David Ayer may have been a player in this genre for 20+ years, but he only has nine feature directing credits under his belt. Statham, on the other hand, has acted in over 45 live-action features, the vast majority of which are action films. When you compare the sheer amount of hours the two have spent on sets making movies, Statham blows Ayer out of the water. All of that experience has given the actor a tremendous understanding of the nuts and bolts of how to make an action scene work as effectively as possible. As Ayer explained:
“The great thing with Jason is, he can come in, look at where your camera is, look at the light, understand the choreo[graphy], and go, ‘No, you need to move the camera two feet to the left.’ [Imitates moving the camera] ‘OK, throw the punch now? Oh, dang, that worked. Wow!’ So it’s helpful, in a way, because he’s laser-focused on getting it right.”

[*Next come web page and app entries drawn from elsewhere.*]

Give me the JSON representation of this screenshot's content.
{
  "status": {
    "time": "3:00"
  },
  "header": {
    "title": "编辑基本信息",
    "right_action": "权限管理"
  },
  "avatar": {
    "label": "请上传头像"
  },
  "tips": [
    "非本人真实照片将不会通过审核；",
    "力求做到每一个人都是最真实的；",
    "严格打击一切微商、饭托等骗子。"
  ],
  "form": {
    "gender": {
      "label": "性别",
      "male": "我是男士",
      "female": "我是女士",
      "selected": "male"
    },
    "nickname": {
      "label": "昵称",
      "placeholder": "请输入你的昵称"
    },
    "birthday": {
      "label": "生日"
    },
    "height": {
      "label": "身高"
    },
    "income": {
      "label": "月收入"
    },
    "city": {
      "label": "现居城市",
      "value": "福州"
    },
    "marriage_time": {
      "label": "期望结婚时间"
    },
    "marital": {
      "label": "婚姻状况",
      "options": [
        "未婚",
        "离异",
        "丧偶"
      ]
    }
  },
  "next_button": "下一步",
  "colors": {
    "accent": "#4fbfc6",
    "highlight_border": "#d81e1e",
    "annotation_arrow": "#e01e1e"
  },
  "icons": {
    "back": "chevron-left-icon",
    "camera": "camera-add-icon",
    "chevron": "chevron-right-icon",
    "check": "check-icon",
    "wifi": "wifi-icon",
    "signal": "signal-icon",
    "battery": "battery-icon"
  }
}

This type of thing isn’t limited to the action genre, either. “Eileen” director William Oldroyd recently shared a similar story with me about working with Anne Hathaway, who knew exactly how to pitch her performance in that film even when Oldroyd thought it might be slightly off. But when he checked the playback, he discovered she was correct — and it was all due to that extraordinary amount of experience she’s had in front of a camera. In a world where the director is often held up as the visionary who makes every decision and controls every aspect of the frame (and I’m as guilty of that type of framing as anyone), these realizations from these directors underline just how crucial trust and collaboration can be on a film set. By listening to their actors instead of merely imposing their will, these filmmakers ended up with better movies — and learned some valuable lessons in the process.